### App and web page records
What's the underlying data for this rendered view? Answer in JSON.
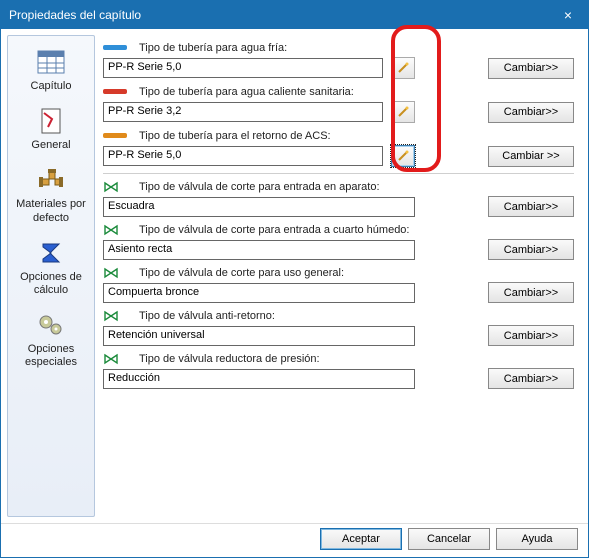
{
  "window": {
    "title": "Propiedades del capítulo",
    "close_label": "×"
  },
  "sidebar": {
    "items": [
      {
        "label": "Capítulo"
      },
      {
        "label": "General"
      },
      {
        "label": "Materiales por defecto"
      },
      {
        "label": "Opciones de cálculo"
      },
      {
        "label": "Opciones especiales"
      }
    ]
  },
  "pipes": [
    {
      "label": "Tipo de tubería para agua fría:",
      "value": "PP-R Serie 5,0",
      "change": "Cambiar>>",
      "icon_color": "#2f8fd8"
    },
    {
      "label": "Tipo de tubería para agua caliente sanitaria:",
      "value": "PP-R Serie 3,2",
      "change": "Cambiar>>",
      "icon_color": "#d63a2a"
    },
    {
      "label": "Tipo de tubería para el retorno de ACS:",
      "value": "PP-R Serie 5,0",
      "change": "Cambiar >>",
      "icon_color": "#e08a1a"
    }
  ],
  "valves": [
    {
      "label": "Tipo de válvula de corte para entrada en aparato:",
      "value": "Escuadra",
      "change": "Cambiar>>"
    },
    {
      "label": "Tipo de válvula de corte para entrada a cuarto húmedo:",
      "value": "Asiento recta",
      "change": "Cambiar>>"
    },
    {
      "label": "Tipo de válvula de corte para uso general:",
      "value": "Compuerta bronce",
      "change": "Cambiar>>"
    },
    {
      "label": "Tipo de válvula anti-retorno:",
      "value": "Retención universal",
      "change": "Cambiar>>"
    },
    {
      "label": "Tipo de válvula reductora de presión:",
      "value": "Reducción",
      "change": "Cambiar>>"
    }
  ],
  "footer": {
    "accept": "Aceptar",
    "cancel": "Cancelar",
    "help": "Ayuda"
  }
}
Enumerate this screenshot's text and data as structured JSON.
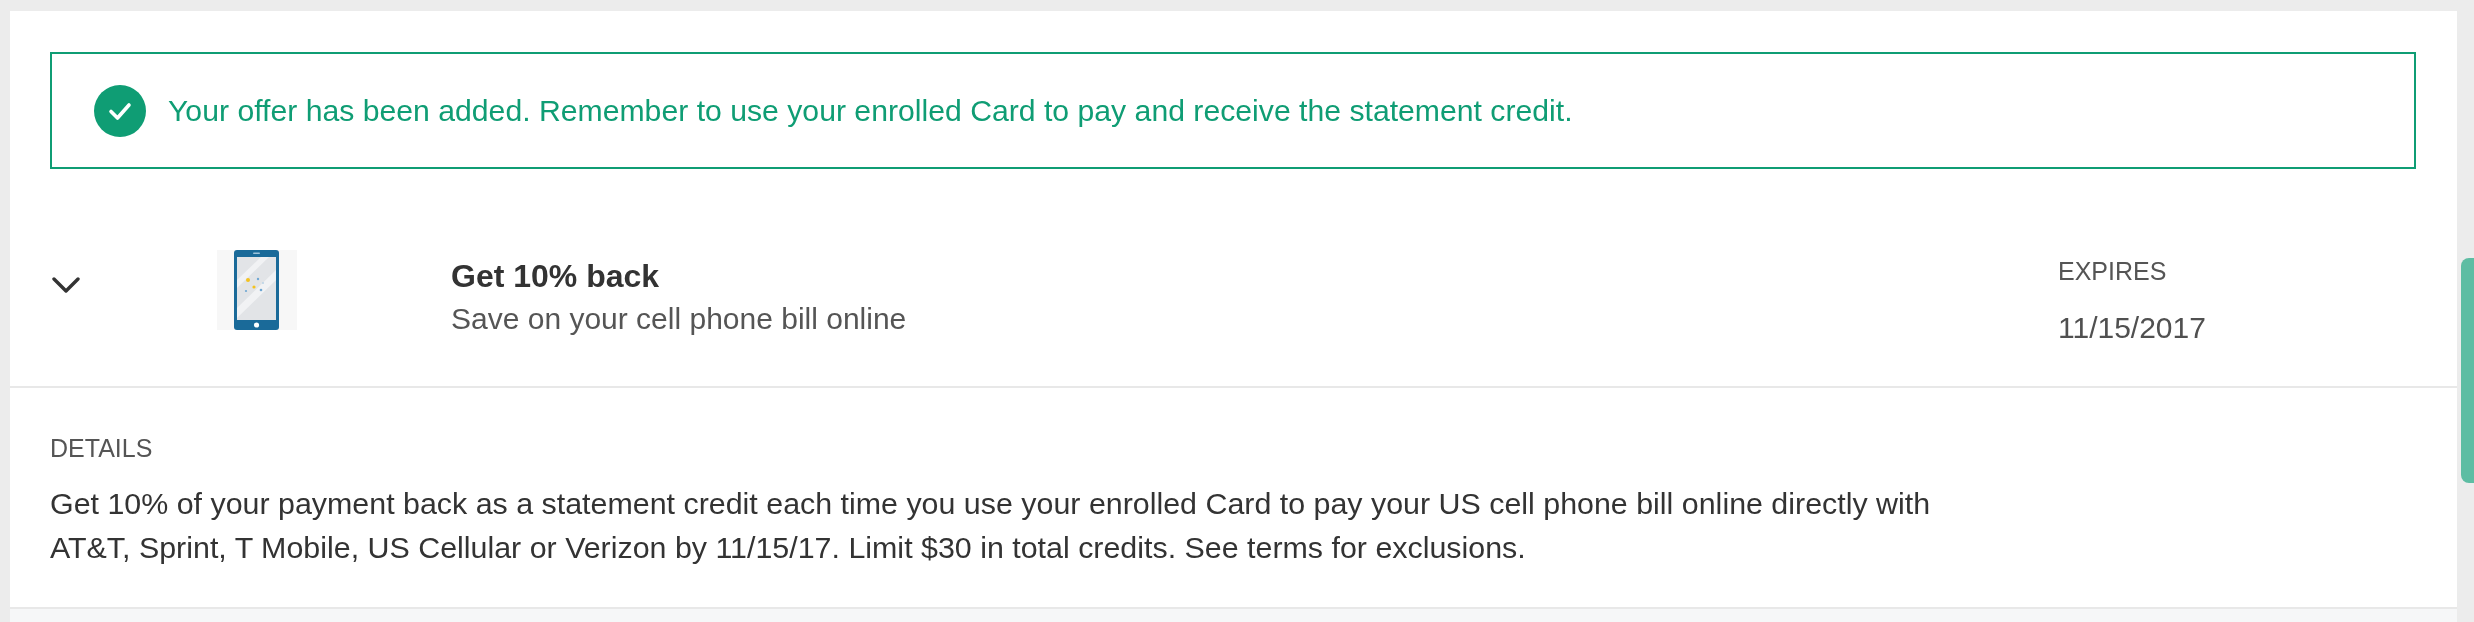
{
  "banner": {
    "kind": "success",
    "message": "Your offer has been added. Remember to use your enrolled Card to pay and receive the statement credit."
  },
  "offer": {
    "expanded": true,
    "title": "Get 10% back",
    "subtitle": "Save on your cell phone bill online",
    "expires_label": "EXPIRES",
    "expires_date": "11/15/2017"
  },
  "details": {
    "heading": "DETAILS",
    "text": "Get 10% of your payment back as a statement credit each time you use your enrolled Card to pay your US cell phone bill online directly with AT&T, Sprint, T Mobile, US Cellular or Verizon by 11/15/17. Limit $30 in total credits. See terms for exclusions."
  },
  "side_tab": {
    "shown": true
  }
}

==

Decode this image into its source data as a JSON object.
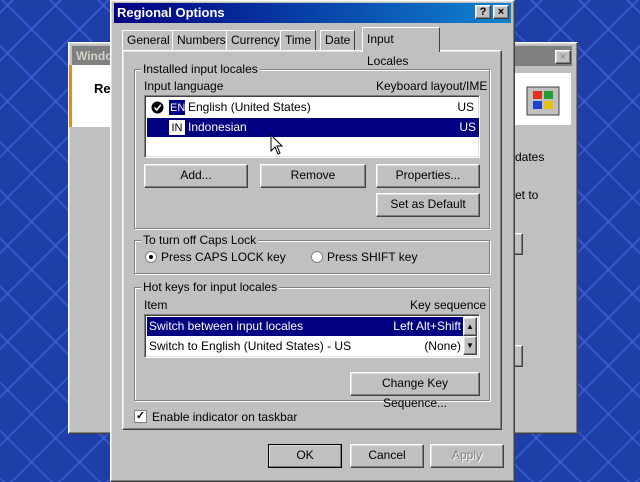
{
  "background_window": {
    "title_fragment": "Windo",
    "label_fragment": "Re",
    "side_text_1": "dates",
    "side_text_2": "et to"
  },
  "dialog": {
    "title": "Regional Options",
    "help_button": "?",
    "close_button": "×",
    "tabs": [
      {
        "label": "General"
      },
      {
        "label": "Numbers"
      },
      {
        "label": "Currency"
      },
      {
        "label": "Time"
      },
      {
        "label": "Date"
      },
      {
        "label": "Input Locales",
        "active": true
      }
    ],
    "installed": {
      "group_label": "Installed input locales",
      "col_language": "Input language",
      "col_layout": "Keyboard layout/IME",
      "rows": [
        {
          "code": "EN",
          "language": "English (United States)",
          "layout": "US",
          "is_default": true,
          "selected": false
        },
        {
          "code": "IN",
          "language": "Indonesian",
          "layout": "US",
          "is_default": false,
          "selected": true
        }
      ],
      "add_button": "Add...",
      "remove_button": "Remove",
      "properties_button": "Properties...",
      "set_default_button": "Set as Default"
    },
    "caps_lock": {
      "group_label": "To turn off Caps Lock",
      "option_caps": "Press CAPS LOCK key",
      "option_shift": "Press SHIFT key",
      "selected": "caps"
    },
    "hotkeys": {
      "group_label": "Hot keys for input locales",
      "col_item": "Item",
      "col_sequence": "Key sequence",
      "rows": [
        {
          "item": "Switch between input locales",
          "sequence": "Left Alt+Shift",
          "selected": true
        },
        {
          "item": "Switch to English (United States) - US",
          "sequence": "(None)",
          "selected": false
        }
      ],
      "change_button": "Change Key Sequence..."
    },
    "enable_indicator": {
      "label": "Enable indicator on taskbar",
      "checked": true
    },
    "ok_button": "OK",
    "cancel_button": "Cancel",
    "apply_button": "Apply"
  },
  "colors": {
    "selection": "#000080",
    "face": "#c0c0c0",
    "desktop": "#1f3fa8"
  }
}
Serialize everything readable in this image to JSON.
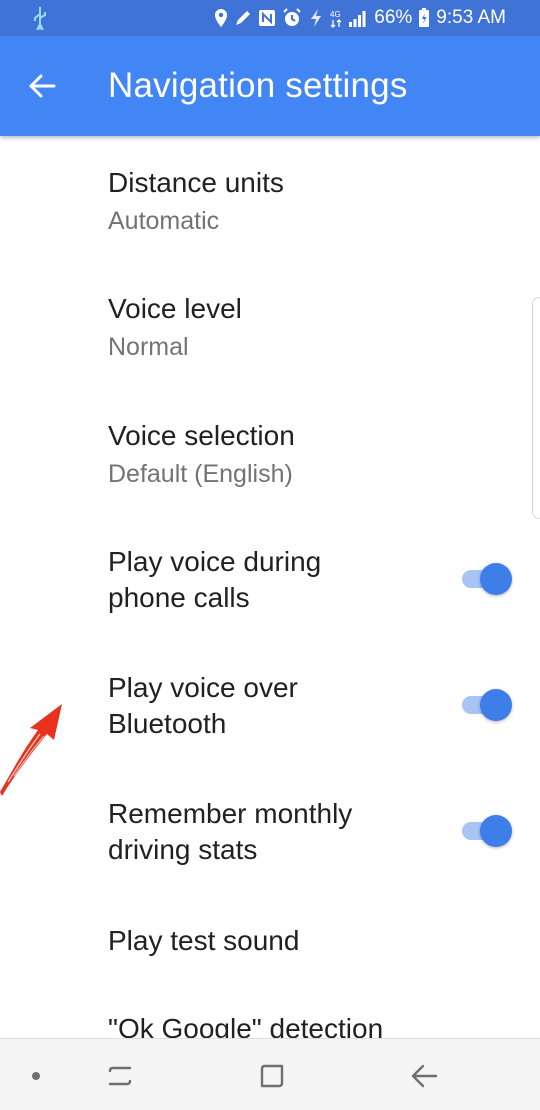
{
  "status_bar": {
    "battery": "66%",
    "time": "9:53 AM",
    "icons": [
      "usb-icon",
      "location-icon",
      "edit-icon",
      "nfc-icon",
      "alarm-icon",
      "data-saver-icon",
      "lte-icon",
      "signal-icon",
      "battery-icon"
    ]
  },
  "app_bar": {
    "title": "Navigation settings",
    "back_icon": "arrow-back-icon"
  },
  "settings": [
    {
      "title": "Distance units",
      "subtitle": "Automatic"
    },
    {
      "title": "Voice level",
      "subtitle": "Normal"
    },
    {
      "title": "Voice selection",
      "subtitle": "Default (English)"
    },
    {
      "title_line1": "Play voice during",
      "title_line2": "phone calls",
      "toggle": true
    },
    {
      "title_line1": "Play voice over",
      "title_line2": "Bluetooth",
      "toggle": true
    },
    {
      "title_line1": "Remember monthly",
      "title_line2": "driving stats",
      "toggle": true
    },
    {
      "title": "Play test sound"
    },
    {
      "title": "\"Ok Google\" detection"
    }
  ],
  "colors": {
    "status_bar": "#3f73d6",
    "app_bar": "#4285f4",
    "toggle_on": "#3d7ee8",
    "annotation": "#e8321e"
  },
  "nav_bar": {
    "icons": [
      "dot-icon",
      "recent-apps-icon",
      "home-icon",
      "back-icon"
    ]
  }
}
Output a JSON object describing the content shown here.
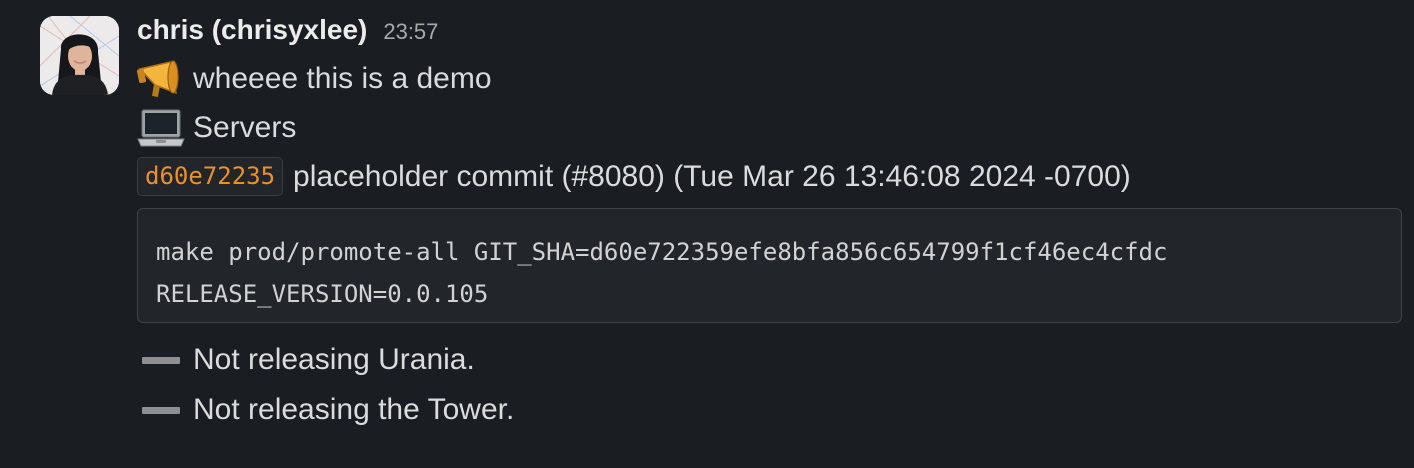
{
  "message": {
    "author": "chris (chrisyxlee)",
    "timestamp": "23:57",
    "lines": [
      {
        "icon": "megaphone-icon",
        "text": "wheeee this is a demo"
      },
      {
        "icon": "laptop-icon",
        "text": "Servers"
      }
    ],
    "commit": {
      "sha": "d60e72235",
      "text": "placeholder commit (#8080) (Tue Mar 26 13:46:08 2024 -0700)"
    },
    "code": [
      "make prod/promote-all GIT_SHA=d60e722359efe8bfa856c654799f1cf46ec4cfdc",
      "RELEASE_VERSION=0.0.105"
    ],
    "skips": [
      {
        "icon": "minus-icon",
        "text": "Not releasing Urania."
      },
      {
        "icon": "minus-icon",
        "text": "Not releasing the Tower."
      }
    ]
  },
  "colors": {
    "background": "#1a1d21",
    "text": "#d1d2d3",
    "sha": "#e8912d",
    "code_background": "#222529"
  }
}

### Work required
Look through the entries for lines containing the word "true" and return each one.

### Written answer
    "expanded": true,
    "shown": true
        "active": true
          "is_default": true,
          "selected": true
          "selected": true
      "checked": true
      "toggle": true
      "toggle": true
      "toggle": true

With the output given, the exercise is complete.